> [Problem] Would you please give the entries again word for word, with no images in your copy?

■ ■ ■

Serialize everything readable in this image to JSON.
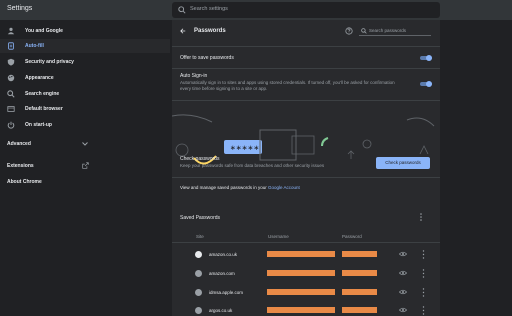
{
  "app": {
    "title": "Settings"
  },
  "search": {
    "placeholder": "Search settings"
  },
  "sidebar": {
    "items": [
      {
        "label": "You and Google",
        "icon": "person-icon",
        "active": false
      },
      {
        "label": "Auto-fill",
        "icon": "autofill-icon",
        "active": true
      },
      {
        "label": "Security and privacy",
        "icon": "shield-icon",
        "active": false
      },
      {
        "label": "Appearance",
        "icon": "palette-icon",
        "active": false
      },
      {
        "label": "Search engine",
        "icon": "search-icon",
        "active": false
      },
      {
        "label": "Default browser",
        "icon": "browser-icon",
        "active": false
      },
      {
        "label": "On start-up",
        "icon": "power-icon",
        "active": false
      }
    ],
    "advanced": "Advanced",
    "extensions": "Extensions",
    "about": "About Chrome"
  },
  "passwords": {
    "title": "Passwords",
    "search_placeholder": "Search passwords",
    "offer_to_save": {
      "label": "Offer to save passwords",
      "enabled": true
    },
    "auto_signin": {
      "label": "Auto Sign-in",
      "description": "Automatically sign in to sites and apps using stored credentials. If turned off, you'll be asked for confirmation every time before signing in to a site or app.",
      "enabled": true
    },
    "check": {
      "label": "Check passwords",
      "description": "Keep your passwords safe from data breaches and other security issues",
      "button": "Check passwords"
    },
    "manage": {
      "text": "View and manage saved passwords in your ",
      "link": "Google Account"
    },
    "saved": {
      "title": "Saved Passwords",
      "columns": {
        "site": "Site",
        "username": "Username",
        "password": "Password"
      },
      "rows": [
        {
          "site": "amazon.co.uk"
        },
        {
          "site": "amazon.com"
        },
        {
          "site": "idmsa.apple.com"
        },
        {
          "site": "argos.co.uk"
        }
      ]
    }
  },
  "colors": {
    "accent": "#8ab4f8",
    "redaction": "#e98a47",
    "background": "#202124",
    "card": "#292a2d"
  }
}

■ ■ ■

> [Answer to this task]
Serialize everything readable in this image to JSON.
{
  "app": {
    "title": "Settings"
  },
  "search": {
    "placeholder": "Search settings"
  },
  "sidebar": {
    "items": [
      {
        "label": "You and Google",
        "icon": "person-icon",
        "active": false
      },
      {
        "label": "Auto-fill",
        "icon": "autofill-icon",
        "active": true
      },
      {
        "label": "Security and privacy",
        "icon": "shield-icon",
        "active": false
      },
      {
        "label": "Appearance",
        "icon": "palette-icon",
        "active": false
      },
      {
        "label": "Search engine",
        "icon": "search-icon",
        "active": false
      },
      {
        "label": "Default browser",
        "icon": "browser-icon",
        "active": false
      },
      {
        "label": "On start-up",
        "icon": "power-icon",
        "active": false
      }
    ],
    "advanced": "Advanced",
    "extensions": "Extensions",
    "about": "About Chrome"
  },
  "passwords": {
    "title": "Passwords",
    "search_placeholder": "Search passwords",
    "offer_to_save": {
      "label": "Offer to save passwords",
      "enabled": true
    },
    "auto_signin": {
      "label": "Auto Sign-in",
      "description": "Automatically sign in to sites and apps using stored credentials. If turned off, you'll be asked for confirmation every time before signing in to a site or app.",
      "enabled": true
    },
    "check": {
      "label": "Check passwords",
      "description": "Keep your passwords safe from data breaches and other security issues",
      "button": "Check passwords"
    },
    "manage": {
      "text": "View and manage saved passwords in your ",
      "link": "Google Account"
    },
    "saved": {
      "title": "Saved Passwords",
      "columns": {
        "site": "Site",
        "username": "Username",
        "password": "Password"
      },
      "rows": [
        {
          "site": "amazon.co.uk"
        },
        {
          "site": "amazon.com"
        },
        {
          "site": "idmsa.apple.com"
        },
        {
          "site": "argos.co.uk"
        }
      ]
    }
  },
  "colors": {
    "accent": "#8ab4f8",
    "redaction": "#e98a47",
    "background": "#202124",
    "card": "#292a2d"
  }
}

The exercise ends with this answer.